(SUPPLIED MATERIAL)

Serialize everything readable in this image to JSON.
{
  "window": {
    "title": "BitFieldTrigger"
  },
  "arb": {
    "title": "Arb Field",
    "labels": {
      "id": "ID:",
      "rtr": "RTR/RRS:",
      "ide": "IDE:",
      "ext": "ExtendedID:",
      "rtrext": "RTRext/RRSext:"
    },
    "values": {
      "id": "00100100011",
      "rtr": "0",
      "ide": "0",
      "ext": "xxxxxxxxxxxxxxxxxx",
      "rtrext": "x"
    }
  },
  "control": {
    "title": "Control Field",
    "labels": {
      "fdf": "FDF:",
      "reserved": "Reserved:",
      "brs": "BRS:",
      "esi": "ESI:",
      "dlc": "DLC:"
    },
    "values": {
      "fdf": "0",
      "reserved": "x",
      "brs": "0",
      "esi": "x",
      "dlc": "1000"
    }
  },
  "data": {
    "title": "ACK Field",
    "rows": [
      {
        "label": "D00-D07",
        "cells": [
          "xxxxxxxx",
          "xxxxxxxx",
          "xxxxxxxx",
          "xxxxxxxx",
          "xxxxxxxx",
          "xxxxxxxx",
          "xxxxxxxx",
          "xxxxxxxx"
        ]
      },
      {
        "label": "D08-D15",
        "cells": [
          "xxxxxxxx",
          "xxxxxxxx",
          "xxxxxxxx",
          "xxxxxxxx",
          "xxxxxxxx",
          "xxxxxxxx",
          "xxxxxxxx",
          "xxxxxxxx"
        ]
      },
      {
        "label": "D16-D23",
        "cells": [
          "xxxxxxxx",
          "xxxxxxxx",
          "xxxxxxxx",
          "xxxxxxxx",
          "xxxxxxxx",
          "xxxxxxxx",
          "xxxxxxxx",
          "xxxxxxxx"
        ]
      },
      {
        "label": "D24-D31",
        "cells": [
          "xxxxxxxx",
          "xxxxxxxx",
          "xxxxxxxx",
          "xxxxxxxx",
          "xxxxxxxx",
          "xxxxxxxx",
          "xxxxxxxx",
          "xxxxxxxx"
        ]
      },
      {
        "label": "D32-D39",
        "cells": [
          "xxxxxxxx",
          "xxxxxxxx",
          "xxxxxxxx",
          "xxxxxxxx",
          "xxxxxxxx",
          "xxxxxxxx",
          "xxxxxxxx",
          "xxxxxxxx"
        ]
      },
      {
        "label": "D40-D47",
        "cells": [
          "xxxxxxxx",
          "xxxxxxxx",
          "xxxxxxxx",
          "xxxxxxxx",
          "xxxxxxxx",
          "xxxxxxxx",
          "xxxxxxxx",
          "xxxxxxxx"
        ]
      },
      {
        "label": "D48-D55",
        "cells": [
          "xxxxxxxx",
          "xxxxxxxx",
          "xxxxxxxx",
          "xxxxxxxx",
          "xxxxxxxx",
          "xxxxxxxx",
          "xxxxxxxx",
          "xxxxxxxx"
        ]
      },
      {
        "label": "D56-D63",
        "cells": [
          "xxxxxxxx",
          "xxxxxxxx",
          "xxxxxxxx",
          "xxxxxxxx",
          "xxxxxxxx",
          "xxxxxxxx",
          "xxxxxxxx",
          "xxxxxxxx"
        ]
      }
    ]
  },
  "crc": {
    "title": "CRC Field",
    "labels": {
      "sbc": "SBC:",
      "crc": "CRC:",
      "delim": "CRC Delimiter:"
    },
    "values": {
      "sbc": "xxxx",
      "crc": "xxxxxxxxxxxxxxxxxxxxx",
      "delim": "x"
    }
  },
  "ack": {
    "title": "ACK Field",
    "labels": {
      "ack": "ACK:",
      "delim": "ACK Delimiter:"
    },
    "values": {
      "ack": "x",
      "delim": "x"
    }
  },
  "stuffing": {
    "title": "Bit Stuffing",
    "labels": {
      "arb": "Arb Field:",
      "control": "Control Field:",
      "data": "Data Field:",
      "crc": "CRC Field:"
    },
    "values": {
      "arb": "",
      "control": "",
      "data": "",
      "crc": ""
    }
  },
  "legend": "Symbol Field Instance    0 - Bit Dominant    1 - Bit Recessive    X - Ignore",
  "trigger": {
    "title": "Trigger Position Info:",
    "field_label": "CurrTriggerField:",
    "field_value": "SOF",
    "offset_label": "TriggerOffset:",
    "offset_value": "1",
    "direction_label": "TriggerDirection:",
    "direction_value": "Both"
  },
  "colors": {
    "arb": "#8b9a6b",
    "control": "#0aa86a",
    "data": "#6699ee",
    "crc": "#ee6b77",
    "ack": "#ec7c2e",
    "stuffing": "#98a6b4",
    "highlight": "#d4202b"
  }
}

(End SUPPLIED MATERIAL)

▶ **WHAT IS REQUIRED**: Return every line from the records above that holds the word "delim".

▶ **RESULT FOR THIS TASK**:
      "delim": "CRC Delimiter:"
      "delim": "x"
      "delim": "ACK Delimiter:"
      "delim": "x"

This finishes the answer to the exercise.